*Exercise objective*: Write the entries again exactly, with no line missing.

*Provided records*:

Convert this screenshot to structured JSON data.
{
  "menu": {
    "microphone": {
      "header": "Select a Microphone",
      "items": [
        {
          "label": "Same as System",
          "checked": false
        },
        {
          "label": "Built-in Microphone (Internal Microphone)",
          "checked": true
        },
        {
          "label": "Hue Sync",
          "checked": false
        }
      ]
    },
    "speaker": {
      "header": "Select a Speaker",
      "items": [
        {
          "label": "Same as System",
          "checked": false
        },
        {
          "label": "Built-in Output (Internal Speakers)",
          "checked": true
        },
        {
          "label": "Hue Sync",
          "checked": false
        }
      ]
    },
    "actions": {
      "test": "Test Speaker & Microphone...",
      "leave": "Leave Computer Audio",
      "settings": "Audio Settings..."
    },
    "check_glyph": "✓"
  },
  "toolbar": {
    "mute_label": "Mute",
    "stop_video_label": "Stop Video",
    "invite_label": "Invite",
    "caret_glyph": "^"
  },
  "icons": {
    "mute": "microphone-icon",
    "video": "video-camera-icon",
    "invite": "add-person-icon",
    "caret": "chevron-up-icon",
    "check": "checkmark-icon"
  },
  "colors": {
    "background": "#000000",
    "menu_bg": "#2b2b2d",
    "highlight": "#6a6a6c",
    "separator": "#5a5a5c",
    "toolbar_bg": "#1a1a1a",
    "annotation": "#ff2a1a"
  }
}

*Problem solution*:
Convert this screenshot to structured JSON data.
{
  "menu": {
    "microphone": {
      "header": "Select a Microphone",
      "items": [
        {
          "label": "Same as System",
          "checked": false
        },
        {
          "label": "Built-in Microphone (Internal Microphone)",
          "checked": true
        },
        {
          "label": "Hue Sync",
          "checked": false
        }
      ]
    },
    "speaker": {
      "header": "Select a Speaker",
      "items": [
        {
          "label": "Same as System",
          "checked": false
        },
        {
          "label": "Built-in Output (Internal Speakers)",
          "checked": true
        },
        {
          "label": "Hue Sync",
          "checked": false
        }
      ]
    },
    "actions": {
      "test": "Test Speaker & Microphone...",
      "leave": "Leave Computer Audio",
      "settings": "Audio Settings..."
    },
    "check_glyph": "✓"
  },
  "toolbar": {
    "mute_label": "Mute",
    "stop_video_label": "Stop Video",
    "invite_label": "Invite",
    "caret_glyph": "^"
  },
  "icons": {
    "mute": "microphone-icon",
    "video": "video-camera-icon",
    "invite": "add-person-icon",
    "caret": "chevron-up-icon",
    "check": "checkmark-icon"
  },
  "colors": {
    "background": "#000000",
    "menu_bg": "#2b2b2d",
    "highlight": "#6a6a6c",
    "separator": "#5a5a5c",
    "toolbar_bg": "#1a1a1a",
    "annotation": "#ff2a1a"
  }
}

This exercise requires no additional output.